◆ YOUR GOAL: The answer must be every line of the data that holds the word "icon".

━━━━━ EXERCISE INPUTS ━━━━━

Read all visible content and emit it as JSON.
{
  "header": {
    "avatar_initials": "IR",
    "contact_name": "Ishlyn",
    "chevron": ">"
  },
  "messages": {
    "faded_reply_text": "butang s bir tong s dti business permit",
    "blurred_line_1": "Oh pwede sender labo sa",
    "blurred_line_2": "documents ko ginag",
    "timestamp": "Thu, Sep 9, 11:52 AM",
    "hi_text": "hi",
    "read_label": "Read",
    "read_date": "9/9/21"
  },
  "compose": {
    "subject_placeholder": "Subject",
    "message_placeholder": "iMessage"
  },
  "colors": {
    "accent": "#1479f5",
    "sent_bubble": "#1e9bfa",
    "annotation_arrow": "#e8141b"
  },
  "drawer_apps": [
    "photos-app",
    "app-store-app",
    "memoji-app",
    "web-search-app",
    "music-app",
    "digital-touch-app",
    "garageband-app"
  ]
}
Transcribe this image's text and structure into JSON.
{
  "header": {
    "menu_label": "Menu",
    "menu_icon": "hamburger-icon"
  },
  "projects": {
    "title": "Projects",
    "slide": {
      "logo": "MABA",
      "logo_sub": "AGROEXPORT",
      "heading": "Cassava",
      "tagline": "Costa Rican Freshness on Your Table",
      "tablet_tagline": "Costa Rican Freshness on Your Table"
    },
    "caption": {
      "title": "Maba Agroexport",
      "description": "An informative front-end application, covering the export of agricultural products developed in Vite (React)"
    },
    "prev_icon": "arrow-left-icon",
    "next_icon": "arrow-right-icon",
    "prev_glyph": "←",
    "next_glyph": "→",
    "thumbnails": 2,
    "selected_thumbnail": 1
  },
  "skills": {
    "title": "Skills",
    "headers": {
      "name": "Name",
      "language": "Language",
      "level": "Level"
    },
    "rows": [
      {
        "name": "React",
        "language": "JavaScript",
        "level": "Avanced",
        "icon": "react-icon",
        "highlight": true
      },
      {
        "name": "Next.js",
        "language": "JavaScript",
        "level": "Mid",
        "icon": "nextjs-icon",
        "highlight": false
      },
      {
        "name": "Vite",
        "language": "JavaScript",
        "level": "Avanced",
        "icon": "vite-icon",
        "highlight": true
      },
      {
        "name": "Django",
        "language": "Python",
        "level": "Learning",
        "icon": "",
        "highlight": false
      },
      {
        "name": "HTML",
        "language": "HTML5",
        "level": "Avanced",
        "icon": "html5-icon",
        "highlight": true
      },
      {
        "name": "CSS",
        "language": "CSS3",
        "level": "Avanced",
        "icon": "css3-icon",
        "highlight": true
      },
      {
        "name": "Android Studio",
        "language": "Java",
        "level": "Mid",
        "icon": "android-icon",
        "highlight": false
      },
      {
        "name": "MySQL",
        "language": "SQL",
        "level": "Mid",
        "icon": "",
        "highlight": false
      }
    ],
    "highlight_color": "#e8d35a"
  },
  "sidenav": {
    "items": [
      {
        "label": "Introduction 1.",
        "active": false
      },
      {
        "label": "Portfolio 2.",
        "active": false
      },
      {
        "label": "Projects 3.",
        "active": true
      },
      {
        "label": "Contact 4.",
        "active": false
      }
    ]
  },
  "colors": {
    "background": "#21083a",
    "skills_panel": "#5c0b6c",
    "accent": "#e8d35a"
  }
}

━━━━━

◆ TASK RESULT:
    "menu_icon": "hamburger-icon"
    "prev_icon": "arrow-left-icon",
    "next_icon": "arrow-right-icon",
        "icon": "react-icon",
        "icon": "nextjs-icon",
        "icon": "vite-icon",
        "icon": "",
        "icon": "html5-icon",
        "icon": "css3-icon",
        "icon": "android-icon",
        "icon": "",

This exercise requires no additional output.